• WHAT THE EXERCISE ASKS:
Count every line below in which "firefox" occurs, then give only the count.

• SOURCE DATA:

———

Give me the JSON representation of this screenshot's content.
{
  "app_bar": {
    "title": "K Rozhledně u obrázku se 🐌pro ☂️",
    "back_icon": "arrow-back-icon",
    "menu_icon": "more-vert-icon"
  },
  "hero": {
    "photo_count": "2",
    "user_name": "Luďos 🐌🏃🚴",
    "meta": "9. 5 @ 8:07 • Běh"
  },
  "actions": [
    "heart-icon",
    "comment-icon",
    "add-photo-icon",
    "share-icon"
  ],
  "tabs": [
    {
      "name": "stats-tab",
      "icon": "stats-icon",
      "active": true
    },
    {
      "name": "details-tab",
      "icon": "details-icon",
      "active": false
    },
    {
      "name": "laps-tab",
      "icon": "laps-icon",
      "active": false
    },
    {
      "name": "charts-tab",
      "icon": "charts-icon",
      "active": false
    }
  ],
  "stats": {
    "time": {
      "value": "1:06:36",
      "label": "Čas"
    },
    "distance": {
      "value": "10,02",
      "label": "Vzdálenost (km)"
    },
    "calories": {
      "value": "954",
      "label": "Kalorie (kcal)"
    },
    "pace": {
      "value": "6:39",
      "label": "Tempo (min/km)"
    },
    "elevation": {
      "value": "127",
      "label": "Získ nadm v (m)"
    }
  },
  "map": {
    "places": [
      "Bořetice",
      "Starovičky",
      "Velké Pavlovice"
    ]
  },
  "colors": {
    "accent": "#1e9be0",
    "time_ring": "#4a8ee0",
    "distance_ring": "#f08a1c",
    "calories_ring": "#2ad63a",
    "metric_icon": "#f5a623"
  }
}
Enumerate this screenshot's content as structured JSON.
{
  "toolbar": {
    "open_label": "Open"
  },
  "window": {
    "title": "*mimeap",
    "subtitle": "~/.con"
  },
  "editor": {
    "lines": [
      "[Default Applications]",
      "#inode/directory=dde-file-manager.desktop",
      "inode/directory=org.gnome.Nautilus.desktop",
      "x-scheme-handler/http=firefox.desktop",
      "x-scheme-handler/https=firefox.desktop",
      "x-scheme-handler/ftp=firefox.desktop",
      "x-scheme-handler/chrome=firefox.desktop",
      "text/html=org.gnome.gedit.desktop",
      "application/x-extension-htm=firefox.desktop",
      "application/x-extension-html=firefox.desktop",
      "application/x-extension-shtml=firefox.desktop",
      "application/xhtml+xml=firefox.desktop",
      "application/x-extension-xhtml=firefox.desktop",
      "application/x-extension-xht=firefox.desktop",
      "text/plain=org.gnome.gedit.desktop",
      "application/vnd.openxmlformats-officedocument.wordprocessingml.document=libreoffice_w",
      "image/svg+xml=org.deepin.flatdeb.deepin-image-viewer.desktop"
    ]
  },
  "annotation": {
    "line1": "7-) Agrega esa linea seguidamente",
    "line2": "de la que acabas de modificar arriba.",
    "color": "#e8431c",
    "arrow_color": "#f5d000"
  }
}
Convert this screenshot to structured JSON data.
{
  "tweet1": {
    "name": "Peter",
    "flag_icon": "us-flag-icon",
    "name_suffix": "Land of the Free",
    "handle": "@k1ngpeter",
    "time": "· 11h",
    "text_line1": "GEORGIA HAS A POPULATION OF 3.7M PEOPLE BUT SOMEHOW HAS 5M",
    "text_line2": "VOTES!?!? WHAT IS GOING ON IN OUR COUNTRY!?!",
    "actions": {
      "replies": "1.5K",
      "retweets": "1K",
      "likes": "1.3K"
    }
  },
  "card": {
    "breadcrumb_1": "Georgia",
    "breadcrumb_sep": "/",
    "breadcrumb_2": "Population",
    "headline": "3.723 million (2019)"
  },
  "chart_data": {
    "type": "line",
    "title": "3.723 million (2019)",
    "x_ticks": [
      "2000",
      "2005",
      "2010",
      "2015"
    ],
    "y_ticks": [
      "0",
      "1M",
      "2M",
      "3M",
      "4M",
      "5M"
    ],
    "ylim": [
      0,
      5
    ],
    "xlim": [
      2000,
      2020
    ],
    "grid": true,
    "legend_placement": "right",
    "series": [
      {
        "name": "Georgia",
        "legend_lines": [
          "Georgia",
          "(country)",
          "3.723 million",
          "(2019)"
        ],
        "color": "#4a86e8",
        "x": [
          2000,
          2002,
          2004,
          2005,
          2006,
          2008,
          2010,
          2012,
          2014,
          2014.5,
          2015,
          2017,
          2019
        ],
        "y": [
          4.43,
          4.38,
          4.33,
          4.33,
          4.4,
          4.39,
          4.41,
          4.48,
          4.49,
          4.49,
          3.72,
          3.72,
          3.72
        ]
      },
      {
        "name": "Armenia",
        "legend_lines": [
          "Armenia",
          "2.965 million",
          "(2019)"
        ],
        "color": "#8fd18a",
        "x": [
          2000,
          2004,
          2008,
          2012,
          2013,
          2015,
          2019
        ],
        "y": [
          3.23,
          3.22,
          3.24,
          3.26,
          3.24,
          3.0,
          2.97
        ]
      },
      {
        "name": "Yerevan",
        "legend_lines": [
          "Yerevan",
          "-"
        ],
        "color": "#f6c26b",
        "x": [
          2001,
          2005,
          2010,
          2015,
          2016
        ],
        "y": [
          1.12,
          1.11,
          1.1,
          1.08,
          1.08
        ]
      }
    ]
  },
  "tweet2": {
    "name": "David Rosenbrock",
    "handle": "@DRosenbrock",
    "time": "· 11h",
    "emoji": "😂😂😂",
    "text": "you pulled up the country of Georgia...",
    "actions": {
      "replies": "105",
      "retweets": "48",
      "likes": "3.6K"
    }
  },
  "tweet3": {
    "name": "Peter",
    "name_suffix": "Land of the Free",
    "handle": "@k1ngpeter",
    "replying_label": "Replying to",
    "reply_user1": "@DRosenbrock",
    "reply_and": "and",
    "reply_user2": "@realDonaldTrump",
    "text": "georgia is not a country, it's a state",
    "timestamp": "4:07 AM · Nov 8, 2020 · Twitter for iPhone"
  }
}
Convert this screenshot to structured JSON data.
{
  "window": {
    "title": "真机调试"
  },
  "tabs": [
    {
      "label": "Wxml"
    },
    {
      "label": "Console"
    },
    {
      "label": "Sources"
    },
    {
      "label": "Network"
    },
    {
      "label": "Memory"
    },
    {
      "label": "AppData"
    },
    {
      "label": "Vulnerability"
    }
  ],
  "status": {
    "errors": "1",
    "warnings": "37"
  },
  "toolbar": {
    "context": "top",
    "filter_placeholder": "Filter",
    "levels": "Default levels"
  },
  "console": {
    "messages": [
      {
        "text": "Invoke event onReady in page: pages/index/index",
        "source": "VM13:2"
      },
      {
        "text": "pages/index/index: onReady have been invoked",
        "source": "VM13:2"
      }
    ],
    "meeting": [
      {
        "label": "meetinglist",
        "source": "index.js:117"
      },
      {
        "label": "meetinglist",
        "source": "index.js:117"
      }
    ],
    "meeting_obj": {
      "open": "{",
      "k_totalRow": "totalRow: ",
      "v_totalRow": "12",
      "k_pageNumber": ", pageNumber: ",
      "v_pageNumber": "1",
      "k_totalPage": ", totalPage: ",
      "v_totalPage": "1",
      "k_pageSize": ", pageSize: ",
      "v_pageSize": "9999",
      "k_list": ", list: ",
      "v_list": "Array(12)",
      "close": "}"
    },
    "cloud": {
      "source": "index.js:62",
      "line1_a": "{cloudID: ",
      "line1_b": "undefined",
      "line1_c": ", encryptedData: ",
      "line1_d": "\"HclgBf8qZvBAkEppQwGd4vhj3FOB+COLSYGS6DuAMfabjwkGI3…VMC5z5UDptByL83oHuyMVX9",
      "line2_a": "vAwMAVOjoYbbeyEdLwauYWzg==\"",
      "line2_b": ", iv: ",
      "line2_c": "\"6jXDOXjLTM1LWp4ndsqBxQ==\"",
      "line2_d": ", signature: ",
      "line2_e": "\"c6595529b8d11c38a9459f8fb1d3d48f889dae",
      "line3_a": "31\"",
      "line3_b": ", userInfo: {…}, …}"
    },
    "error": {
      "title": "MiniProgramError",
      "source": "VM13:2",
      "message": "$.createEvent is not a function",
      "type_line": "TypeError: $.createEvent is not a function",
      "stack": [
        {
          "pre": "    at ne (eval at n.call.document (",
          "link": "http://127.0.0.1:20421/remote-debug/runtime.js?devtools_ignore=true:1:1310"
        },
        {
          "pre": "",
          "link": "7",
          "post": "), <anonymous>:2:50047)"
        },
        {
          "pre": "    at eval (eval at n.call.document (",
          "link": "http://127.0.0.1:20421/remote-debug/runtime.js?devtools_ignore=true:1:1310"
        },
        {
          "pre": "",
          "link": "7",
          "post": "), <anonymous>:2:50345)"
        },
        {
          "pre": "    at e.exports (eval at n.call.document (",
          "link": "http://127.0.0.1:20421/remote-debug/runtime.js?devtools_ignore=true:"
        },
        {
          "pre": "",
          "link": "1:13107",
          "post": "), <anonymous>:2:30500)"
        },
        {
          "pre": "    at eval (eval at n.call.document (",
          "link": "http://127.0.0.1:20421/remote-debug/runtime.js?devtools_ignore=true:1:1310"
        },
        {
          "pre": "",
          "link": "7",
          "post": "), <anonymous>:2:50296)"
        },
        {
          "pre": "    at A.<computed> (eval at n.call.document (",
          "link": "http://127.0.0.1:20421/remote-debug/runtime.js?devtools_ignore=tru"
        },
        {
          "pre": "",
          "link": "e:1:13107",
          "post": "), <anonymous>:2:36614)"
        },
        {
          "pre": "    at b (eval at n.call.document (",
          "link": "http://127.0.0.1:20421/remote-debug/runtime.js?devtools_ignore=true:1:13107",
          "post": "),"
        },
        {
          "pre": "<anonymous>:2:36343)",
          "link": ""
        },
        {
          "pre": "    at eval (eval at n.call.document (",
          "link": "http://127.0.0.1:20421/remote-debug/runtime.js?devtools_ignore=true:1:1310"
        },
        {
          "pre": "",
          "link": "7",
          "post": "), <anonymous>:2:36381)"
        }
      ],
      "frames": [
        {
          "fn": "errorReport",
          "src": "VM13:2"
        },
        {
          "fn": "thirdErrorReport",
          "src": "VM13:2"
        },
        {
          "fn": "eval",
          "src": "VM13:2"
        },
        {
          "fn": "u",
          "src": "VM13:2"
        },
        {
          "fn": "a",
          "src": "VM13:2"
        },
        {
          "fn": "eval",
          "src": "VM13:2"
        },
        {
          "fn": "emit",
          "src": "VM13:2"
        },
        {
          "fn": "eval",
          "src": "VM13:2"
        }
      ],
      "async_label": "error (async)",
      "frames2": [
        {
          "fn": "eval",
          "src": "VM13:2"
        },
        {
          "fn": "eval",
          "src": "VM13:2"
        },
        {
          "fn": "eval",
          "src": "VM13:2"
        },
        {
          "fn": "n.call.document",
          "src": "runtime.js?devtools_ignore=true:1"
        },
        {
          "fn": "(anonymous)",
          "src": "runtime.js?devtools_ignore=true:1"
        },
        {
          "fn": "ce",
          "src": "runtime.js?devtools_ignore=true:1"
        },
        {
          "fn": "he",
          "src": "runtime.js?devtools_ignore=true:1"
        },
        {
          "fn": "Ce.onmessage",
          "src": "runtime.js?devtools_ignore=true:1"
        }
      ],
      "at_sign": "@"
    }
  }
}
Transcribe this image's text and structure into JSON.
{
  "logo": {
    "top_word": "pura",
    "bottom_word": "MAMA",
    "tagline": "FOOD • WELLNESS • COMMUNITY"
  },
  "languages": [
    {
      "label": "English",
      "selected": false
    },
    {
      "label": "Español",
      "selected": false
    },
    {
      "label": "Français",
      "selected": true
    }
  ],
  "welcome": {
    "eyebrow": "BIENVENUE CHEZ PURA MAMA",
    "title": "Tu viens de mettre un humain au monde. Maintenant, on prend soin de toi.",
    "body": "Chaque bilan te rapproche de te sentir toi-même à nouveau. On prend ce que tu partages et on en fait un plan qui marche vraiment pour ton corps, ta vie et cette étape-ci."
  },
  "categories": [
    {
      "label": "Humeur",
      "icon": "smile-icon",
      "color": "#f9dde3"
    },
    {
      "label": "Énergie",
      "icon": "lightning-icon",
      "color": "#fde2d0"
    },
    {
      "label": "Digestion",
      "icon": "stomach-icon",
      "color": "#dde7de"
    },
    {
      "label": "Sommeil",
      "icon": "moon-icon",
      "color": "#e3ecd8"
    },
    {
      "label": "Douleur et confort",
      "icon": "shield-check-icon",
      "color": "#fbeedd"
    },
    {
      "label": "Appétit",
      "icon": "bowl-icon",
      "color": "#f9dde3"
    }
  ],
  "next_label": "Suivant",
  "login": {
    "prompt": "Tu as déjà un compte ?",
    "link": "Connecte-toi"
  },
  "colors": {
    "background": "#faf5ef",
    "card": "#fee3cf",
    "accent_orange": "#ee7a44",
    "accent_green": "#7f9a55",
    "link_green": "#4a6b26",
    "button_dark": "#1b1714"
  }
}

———

• ANSWER FOR THIS EXERCISE:
10